» Work to be completed: Scan the listing below for the string "Stevie" and copy each line where it turns up.

» Source information:
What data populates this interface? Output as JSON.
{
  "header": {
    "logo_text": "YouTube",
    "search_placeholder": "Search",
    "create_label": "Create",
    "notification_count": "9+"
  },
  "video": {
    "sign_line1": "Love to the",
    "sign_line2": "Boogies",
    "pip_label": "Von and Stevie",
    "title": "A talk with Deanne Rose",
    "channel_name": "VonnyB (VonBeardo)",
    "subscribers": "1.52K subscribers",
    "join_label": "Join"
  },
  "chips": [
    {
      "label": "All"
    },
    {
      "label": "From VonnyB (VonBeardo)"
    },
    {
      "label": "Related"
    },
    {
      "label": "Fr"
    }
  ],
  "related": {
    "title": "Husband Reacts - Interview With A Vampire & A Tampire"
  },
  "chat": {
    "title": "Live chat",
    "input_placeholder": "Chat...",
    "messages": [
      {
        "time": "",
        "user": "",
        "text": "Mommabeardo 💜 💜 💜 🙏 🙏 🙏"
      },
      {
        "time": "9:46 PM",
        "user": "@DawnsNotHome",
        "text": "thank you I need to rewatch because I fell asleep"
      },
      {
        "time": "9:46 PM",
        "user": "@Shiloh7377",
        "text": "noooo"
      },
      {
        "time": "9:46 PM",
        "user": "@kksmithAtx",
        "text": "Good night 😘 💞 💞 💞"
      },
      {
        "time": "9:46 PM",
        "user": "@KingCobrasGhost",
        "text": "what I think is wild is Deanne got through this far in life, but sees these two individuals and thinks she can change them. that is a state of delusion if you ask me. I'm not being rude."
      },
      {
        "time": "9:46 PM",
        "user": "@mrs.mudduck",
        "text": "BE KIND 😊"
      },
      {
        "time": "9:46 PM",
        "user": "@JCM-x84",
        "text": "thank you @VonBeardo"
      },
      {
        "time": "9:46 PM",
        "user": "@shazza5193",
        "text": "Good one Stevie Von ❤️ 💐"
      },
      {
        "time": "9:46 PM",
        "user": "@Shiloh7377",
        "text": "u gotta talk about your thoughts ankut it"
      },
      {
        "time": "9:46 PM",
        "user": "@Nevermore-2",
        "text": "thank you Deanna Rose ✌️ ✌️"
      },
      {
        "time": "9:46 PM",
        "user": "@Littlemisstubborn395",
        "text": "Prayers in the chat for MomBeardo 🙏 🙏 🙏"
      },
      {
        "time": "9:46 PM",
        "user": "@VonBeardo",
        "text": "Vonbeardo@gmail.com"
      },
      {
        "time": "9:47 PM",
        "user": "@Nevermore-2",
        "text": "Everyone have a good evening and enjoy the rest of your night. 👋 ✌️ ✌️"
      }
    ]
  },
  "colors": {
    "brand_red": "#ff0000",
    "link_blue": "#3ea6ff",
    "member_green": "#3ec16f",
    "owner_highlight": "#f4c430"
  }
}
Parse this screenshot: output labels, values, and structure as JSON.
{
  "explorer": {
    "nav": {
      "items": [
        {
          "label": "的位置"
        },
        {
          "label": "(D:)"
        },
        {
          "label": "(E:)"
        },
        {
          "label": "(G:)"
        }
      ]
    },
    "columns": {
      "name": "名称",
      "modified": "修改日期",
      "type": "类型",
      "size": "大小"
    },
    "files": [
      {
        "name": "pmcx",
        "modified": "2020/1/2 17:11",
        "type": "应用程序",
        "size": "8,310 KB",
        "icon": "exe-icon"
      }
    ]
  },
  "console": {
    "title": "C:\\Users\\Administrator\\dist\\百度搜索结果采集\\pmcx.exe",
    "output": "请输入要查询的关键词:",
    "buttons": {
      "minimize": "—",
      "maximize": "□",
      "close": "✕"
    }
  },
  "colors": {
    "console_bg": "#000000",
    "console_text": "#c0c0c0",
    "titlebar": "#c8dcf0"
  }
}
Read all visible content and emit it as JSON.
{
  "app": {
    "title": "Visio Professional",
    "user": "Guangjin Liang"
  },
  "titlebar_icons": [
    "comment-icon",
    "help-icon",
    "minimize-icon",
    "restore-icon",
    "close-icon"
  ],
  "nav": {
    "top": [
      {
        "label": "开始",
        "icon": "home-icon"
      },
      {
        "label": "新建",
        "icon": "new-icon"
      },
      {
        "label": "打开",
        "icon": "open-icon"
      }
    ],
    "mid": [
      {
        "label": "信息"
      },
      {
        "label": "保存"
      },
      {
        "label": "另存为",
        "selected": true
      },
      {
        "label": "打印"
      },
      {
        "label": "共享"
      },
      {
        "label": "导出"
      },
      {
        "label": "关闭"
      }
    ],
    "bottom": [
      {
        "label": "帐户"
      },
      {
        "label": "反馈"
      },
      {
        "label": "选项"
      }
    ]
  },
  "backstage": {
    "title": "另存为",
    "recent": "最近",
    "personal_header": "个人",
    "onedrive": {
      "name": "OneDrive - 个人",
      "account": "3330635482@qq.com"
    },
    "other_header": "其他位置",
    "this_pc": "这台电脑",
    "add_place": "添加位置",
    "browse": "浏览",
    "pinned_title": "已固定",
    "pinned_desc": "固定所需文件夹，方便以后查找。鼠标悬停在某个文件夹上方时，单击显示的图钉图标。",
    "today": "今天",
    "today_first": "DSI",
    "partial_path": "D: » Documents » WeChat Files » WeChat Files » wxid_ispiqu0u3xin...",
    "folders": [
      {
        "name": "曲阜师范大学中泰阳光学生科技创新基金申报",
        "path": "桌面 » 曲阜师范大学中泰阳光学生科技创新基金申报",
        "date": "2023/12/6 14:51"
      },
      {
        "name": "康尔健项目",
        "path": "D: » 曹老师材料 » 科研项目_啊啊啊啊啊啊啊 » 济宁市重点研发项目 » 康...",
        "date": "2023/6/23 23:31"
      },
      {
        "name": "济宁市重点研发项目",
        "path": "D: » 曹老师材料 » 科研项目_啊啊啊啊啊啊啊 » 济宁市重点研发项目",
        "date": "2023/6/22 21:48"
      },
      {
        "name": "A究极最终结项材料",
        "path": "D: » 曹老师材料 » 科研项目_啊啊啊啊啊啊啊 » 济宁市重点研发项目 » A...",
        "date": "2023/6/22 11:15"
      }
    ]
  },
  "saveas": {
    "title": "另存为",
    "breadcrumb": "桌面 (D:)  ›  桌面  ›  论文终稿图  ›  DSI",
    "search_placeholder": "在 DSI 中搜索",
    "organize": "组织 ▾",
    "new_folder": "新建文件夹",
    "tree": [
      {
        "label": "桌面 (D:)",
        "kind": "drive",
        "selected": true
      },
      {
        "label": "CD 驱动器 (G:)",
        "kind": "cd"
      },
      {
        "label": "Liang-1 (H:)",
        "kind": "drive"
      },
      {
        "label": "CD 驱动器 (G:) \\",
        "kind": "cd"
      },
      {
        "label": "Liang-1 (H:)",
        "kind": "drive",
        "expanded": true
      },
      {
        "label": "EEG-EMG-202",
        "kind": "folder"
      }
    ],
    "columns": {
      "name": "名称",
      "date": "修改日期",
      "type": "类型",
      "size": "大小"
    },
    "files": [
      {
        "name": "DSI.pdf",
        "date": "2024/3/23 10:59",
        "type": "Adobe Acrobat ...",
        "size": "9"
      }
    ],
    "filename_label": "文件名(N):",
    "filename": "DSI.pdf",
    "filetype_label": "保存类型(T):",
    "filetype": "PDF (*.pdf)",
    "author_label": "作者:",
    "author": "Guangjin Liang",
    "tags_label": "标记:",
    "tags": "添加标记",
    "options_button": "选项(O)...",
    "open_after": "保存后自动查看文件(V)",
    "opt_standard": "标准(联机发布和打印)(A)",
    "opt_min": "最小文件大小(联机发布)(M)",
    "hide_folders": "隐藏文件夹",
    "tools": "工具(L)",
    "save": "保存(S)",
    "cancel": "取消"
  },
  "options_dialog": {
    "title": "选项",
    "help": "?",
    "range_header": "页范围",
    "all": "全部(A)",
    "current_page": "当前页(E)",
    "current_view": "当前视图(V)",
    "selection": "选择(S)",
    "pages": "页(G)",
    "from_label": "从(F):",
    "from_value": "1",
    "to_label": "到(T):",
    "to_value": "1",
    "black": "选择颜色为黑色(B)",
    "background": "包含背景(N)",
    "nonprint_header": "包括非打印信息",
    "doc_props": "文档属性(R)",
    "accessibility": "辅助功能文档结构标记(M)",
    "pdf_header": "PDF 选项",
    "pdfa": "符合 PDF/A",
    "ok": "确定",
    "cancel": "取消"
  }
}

» Exercise response:
    "pip_label": "Von and Stevie",
        "text": "Good one Stevie Von ❤️ 💐"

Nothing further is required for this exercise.